Exercise prompt: Among the records below, which lines contain the string "JSON"? Report them.

Supplied data:
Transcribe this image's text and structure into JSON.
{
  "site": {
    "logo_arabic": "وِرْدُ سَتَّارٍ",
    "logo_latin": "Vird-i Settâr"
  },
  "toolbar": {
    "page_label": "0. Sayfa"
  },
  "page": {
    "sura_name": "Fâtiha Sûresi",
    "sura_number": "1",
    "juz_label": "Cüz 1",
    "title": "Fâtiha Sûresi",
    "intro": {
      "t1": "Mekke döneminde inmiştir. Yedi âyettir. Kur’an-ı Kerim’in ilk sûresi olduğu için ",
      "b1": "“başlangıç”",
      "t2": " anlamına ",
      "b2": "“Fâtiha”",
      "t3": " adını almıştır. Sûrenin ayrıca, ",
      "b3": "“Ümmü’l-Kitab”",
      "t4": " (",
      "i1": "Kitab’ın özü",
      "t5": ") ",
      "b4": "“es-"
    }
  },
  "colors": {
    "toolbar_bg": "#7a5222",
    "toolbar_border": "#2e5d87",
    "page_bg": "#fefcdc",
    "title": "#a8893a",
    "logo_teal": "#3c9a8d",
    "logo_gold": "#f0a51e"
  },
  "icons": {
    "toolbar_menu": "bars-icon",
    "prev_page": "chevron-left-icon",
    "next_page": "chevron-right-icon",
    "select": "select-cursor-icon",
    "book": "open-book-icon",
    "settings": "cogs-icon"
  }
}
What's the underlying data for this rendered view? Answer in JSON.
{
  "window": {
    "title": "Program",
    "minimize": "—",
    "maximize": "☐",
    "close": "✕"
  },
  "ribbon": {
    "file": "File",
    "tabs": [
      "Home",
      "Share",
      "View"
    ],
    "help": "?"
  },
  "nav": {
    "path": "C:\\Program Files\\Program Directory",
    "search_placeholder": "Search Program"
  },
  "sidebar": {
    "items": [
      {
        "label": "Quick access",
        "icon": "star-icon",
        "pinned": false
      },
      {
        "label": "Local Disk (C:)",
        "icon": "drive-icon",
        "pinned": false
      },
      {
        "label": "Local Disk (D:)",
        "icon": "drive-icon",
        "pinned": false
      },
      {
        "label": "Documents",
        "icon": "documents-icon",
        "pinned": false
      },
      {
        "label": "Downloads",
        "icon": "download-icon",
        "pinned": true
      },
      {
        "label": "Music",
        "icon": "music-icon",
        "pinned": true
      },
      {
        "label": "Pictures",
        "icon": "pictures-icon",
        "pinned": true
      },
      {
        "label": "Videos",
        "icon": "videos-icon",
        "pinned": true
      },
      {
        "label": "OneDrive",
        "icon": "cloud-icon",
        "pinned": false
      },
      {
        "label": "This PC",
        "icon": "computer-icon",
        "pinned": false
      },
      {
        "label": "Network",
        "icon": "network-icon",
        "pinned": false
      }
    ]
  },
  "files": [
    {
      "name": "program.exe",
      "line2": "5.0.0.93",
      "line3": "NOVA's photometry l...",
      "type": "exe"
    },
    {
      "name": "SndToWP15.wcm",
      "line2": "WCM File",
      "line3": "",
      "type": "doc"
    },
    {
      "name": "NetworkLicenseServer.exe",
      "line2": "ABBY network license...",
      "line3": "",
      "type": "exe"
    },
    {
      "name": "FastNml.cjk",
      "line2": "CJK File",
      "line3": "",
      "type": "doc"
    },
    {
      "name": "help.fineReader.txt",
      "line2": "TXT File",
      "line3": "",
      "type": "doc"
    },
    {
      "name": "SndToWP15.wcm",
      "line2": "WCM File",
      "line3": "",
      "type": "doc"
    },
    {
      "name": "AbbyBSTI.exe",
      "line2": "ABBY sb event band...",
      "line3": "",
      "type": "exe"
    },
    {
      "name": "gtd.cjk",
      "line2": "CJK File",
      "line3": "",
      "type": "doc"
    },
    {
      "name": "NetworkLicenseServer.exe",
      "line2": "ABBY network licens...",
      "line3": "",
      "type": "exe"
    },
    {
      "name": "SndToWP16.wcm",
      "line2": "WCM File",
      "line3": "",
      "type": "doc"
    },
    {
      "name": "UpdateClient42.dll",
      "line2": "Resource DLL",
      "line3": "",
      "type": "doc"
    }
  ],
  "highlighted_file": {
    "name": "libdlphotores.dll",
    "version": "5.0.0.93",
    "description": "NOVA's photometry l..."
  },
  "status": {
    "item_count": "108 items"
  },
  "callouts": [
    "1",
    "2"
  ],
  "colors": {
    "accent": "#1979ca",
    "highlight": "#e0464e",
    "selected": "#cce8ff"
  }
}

Answer box:
Transcribe this image's text and structure into JSON.
What's the underlying data for this rendered view? Answer in JSON.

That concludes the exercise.